I am delighted the Assembly’s Public Accounts Committee has produced a damning report citing the “inexplicable decisions” of Welsh Government officials to pump over £9m into the failed Circuit of Wales project. Much of this money was spent on purchasing “consultancy” services from businesses owned by people associated with the firm behind the race track i.e. Heads of the Valleys Development Company.
The words “I told you so” are rather pointless but I set it all out for the committee in writing and with evidence two years ago and eventually went directly to the Wales Audit Office. Several people tried to prevent difficult questions from being asked. I faced months of legal threats and a complaint to the Parliamentary Commission for Standards for trying to expose this scandal.
The real lesson is that politicians and other commentators should be wary the next time somebody appears in a smart suit with a shiny video and a project guaranteeing to generate jobs and create a brighter future for all - if they can only be given a large amount of taxpayer’s money. We should be especially careful when their response to a difficult question is to head straight for their lawyers.
Broadband coverage in rural Wales continues to be an issue. I recently took a cross-party group of MPs to the headquarters of BT’s Openreach division, which owns and maintains the infrastructure. We had a constructive meeting and discussed some of the engineering involved.
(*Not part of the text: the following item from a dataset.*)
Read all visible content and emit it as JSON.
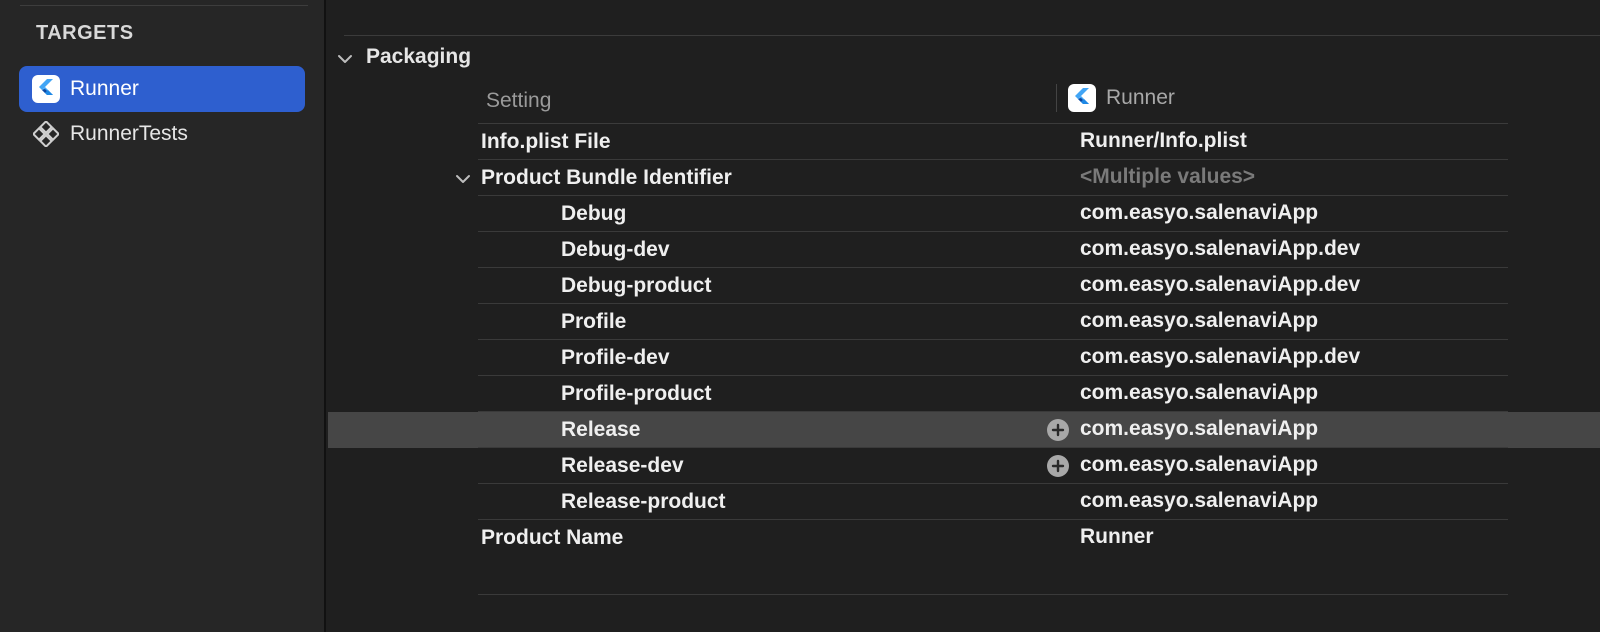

It is straightforward enough in a classroom but less so outside. Be that as it may, too many communities are still waiting for an acceptable broadband speed. We were assured that more work is going to be carried out to further increase the number of connected homes and businesses. However, at the end of the process there will still be some isolated properties that cannot be connected and we have asked that these households are notified asap so they can make alternative arrangements using satellite or 4G technology.
It was a privilege to be at the former residence of Flight Sergeant Bill Townsend in Chepstow to commemorate the 75th anniversary of the Dambusters raid in which he took part. As the band finished playing the classic theme, a low roar grew in the sky and Britain’s last surviving Lancaster bomber flew overheard, dipping its wings in salute to those who defended our freedom.
*Published in the South Wales Argus on 28 May 2018*